Problem statement:
With images removed, return the whole listing exactly as written.

Records to use:

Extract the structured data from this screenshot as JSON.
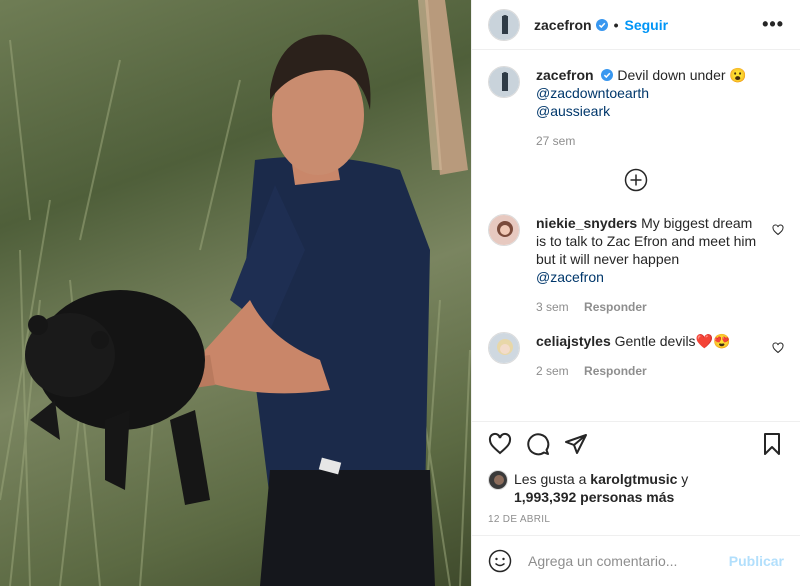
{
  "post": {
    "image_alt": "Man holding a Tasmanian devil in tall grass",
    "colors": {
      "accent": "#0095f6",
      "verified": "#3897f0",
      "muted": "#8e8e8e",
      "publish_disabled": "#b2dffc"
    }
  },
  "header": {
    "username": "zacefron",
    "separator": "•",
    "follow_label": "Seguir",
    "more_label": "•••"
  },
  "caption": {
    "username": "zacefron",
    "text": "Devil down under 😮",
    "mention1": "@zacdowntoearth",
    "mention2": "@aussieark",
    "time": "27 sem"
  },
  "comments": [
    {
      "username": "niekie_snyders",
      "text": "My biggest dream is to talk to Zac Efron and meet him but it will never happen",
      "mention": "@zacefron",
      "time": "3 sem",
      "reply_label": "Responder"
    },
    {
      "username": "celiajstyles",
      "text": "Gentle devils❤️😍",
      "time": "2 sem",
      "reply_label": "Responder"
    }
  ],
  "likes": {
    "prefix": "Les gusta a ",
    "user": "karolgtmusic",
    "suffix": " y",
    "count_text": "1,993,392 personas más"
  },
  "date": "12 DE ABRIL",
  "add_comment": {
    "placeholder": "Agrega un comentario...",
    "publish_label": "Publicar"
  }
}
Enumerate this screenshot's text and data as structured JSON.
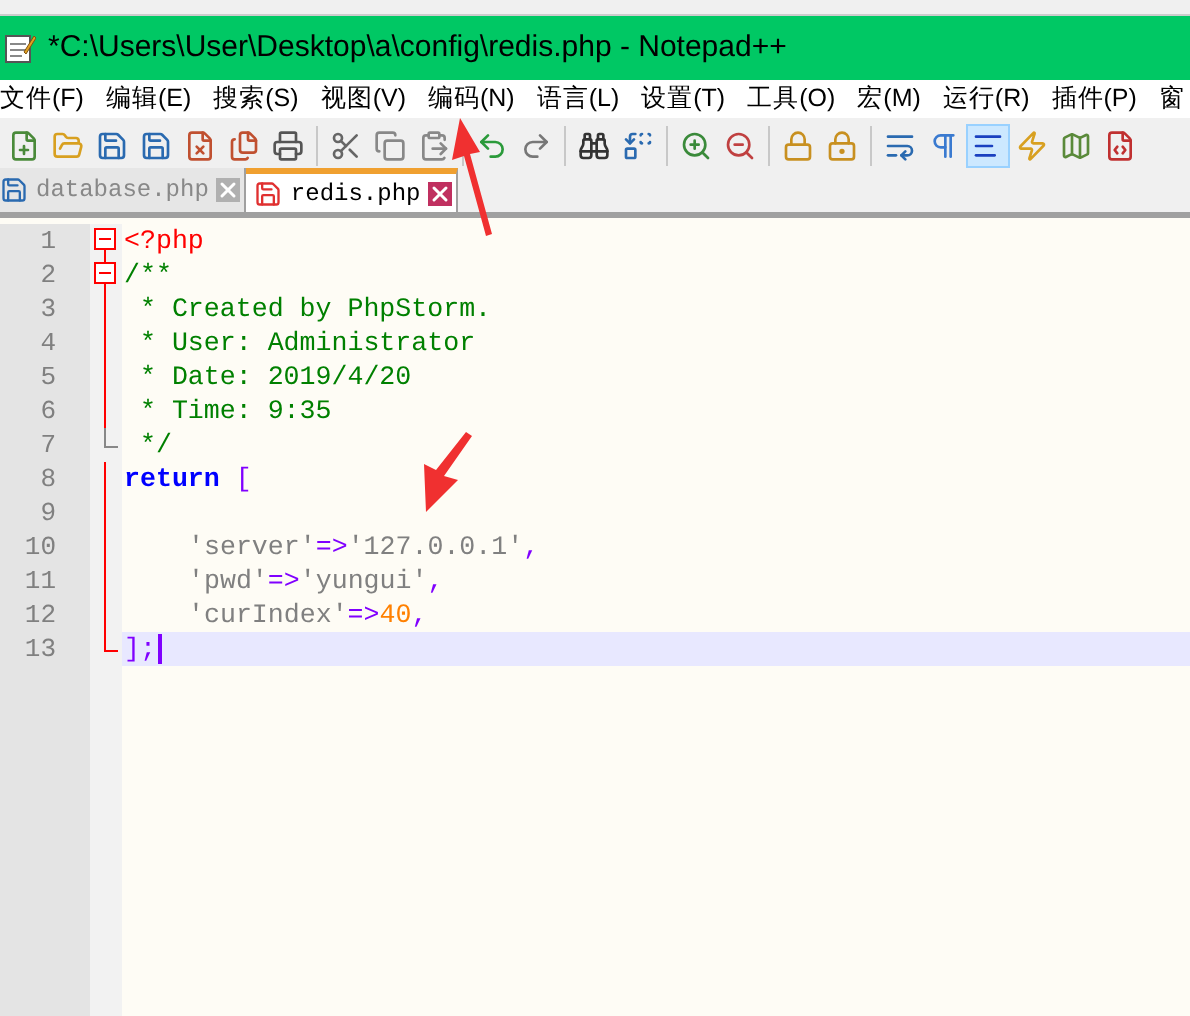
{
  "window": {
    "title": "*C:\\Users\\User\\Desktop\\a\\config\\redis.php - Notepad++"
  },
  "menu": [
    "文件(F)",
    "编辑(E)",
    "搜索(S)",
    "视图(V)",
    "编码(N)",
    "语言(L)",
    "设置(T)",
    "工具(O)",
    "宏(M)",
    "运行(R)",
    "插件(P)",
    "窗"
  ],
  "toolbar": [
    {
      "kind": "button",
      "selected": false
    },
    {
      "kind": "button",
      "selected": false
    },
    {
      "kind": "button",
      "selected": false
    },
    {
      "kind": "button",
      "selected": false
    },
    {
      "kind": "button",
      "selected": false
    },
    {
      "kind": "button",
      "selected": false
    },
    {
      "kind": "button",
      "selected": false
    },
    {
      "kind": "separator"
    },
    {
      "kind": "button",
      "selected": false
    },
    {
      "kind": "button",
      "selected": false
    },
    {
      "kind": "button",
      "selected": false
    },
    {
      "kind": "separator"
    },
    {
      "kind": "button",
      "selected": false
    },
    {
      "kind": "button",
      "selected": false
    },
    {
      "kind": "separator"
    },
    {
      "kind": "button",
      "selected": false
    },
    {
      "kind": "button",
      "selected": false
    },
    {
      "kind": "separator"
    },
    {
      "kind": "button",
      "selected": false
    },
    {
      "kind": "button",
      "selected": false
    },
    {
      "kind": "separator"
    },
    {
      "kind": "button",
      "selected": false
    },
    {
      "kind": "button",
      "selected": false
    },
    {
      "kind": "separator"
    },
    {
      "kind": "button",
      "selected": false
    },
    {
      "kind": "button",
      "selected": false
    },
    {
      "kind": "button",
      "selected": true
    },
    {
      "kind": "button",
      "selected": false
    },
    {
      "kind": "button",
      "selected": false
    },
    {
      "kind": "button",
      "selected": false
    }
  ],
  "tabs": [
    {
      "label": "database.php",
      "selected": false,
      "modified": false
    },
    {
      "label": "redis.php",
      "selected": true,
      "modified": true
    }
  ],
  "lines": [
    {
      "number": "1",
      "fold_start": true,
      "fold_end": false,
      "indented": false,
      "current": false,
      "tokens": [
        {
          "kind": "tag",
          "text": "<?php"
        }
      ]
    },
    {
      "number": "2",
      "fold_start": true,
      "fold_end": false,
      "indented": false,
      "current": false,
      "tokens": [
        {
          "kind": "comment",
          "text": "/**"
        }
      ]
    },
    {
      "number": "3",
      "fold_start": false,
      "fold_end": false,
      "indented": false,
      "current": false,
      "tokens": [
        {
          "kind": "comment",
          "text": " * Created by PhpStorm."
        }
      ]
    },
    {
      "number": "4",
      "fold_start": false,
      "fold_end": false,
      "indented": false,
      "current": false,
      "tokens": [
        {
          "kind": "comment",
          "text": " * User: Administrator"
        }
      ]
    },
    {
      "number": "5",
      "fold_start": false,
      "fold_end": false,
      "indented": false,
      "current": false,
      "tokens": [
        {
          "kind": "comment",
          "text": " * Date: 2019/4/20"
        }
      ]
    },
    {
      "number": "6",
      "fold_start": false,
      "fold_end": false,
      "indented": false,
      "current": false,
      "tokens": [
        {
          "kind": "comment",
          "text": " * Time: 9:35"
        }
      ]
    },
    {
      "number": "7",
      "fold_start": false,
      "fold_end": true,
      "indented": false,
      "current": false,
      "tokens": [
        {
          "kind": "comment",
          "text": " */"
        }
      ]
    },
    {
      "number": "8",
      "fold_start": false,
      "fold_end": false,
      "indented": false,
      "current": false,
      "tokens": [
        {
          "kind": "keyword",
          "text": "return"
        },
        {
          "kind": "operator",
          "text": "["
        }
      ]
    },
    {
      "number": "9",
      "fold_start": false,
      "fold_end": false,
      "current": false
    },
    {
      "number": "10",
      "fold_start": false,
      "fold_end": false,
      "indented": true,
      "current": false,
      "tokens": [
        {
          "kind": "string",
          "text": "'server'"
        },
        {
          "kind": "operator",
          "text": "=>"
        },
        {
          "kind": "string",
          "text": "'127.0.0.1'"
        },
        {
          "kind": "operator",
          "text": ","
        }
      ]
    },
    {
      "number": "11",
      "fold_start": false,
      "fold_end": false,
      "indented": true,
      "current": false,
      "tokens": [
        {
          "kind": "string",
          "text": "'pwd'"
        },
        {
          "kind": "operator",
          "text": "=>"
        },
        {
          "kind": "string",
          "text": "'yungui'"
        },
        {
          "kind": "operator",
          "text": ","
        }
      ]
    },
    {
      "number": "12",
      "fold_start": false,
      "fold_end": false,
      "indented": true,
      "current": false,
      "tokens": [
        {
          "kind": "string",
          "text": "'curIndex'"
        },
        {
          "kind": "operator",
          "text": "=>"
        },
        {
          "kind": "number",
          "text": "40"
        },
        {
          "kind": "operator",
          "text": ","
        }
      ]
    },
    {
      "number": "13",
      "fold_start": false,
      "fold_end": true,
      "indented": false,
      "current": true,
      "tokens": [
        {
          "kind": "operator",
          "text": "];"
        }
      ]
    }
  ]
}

Solution to the exercise:
Extract the structured data from this screenshot as JSON.
{
  "post": {
    "image_alt": "Man holding a Tasmanian devil in tall grass",
    "colors": {
      "accent": "#0095f6",
      "verified": "#3897f0",
      "muted": "#8e8e8e",
      "publish_disabled": "#b2dffc"
    }
  },
  "header": {
    "username": "zacefron",
    "separator": "•",
    "follow_label": "Seguir",
    "more_label": "•••"
  },
  "caption": {
    "username": "zacefron",
    "text": "Devil down under 😮",
    "mention1": "@zacdowntoearth",
    "mention2": "@aussieark",
    "time": "27 sem"
  },
  "comments": [
    {
      "username": "niekie_snyders",
      "text": "My biggest dream is to talk to Zac Efron and meet him but it will never happen",
      "mention": "@zacefron",
      "time": "3 sem",
      "reply_label": "Responder"
    },
    {
      "username": "celiajstyles",
      "text": "Gentle devils❤️😍",
      "time": "2 sem",
      "reply_label": "Responder"
    }
  ],
  "likes": {
    "prefix": "Les gusta a ",
    "user": "karolgtmusic",
    "suffix": " y",
    "count_text": "1,993,392 personas más"
  },
  "date": "12 DE ABRIL",
  "add_comment": {
    "placeholder": "Agrega un comentario...",
    "publish_label": "Publicar"
  }
}
Enumerate this screenshot's text and data as structured JSON.
{
  "window": {
    "title": "*C:\\Users\\User\\Desktop\\a\\config\\redis.php - Notepad++"
  },
  "menu": [
    "文件(F)",
    "编辑(E)",
    "搜索(S)",
    "视图(V)",
    "编码(N)",
    "语言(L)",
    "设置(T)",
    "工具(O)",
    "宏(M)",
    "运行(R)",
    "插件(P)",
    "窗"
  ],
  "toolbar": [
    {
      "kind": "button",
      "selected": false
    },
    {
      "kind": "button",
      "selected": false
    },
    {
      "kind": "button",
      "selected": false
    },
    {
      "kind": "button",
      "selected": false
    },
    {
      "kind": "button",
      "selected": false
    },
    {
      "kind": "button",
      "selected": false
    },
    {
      "kind": "button",
      "selected": false
    },
    {
      "kind": "separator"
    },
    {
      "kind": "button",
      "selected": false
    },
    {
      "kind": "button",
      "selected": false
    },
    {
      "kind": "button",
      "selected": false
    },
    {
      "kind": "separator"
    },
    {
      "kind": "button",
      "selected": false
    },
    {
      "kind": "button",
      "selected": false
    },
    {
      "kind": "separator"
    },
    {
      "kind": "button",
      "selected": false
    },
    {
      "kind": "button",
      "selected": false
    },
    {
      "kind": "separator"
    },
    {
      "kind": "button",
      "selected": false
    },
    {
      "kind": "button",
      "selected": false
    },
    {
      "kind": "separator"
    },
    {
      "kind": "button",
      "selected": false
    },
    {
      "kind": "button",
      "selected": false
    },
    {
      "kind": "separator"
    },
    {
      "kind": "button",
      "selected": false
    },
    {
      "kind": "button",
      "selected": false
    },
    {
      "kind": "button",
      "selected": true
    },
    {
      "kind": "button",
      "selected": false
    },
    {
      "kind": "button",
      "selected": false
    },
    {
      "kind": "button",
      "selected": false
    }
  ],
  "tabs": [
    {
      "label": "database.php",
      "selected": false,
      "modified": false
    },
    {
      "label": "redis.php",
      "selected": true,
      "modified": true
    }
  ],
  "lines": [
    {
      "number": "1",
      "fold_start": true,
      "fold_end": false,
      "indented": false,
      "current": false,
      "tokens": [
        {
          "kind": "tag",
          "text": "<?php"
        }
      ]
    },
    {
      "number": "2",
      "fold_start": true,
      "fold_end": false,
      "indented": false,
      "current": false,
      "tokens": [
        {
          "kind": "comment",
          "text": "/**"
        }
      ]
    },
    {
      "number": "3",
      "fold_start": false,
      "fold_end": false,
      "indented": false,
      "current": false,
      "tokens": [
        {
          "kind": "comment",
          "text": " * Created by PhpStorm."
        }
      ]
    },
    {
      "number": "4",
      "fold_start": false,
      "fold_end": false,
      "indented": false,
      "current": false,
      "tokens": [
        {
          "kind": "comment",
          "text": " * User: Administrator"
        }
      ]
    },
    {
      "number": "5",
      "fold_start": false,
      "fold_end": false,
      "indented": false,
      "current": false,
      "tokens": [
        {
          "kind": "comment",
          "text": " * Date: 2019/4/20"
        }
      ]
    },
    {
      "number": "6",
      "fold_start": false,
      "fold_end": false,
      "indented": false,
      "current": false,
      "tokens": [
        {
          "kind": "comment",
          "text": " * Time: 9:35"
        }
      ]
    },
    {
      "number": "7",
      "fold_start": false,
      "fold_end": true,
      "indented": false,
      "current": false,
      "tokens": [
        {
          "kind": "comment",
          "text": " */"
        }
      ]
    },
    {
      "number": "8",
      "fold_start": false,
      "fold_end": false,
      "indented": false,
      "current": false,
      "tokens": [
        {
          "kind": "keyword",
          "text": "return"
        },
        {
          "kind": "operator",
          "text": "["
        }
      ]
    },
    {
      "number": "9",
      "fold_start": false,
      "fold_end": false,
      "current": false
    },
    {
      "number": "10",
      "fold_start": false,
      "fold_end": false,
      "indented": true,
      "current": false,
      "tokens": [
        {
          "kind": "string",
          "text": "'server'"
        },
        {
          "kind": "operator",
          "text": "=>"
        },
        {
          "kind": "string",
          "text": "'127.0.0.1'"
        },
        {
          "kind": "operator",
          "text": ","
        }
      ]
    },
    {
      "number": "11",
      "fold_start": false,
      "fold_end": false,
      "indented": true,
      "current": false,
      "tokens": [
        {
          "kind": "string",
          "text": "'pwd'"
        },
        {
          "kind": "operator",
          "text": "=>"
        },
        {
          "kind": "string",
          "text": "'yungui'"
        },
        {
          "kind": "operator",
          "text": ","
        }
      ]
    },
    {
      "number": "12",
      "fold_start": false,
      "fold_end": false,
      "indented": true,
      "current": false,
      "tokens": [
        {
          "kind": "string",
          "text": "'curIndex'"
        },
        {
          "kind": "operator",
          "text": "=>"
        },
        {
          "kind": "number",
          "text": "40"
        },
        {
          "kind": "operator",
          "text": ","
        }
      ]
    },
    {
      "number": "13",
      "fold_start": false,
      "fold_end": true,
      "indented": false,
      "current": true,
      "tokens": [
        {
          "kind": "operator",
          "text": "];"
        }
      ]
    }
  ]
}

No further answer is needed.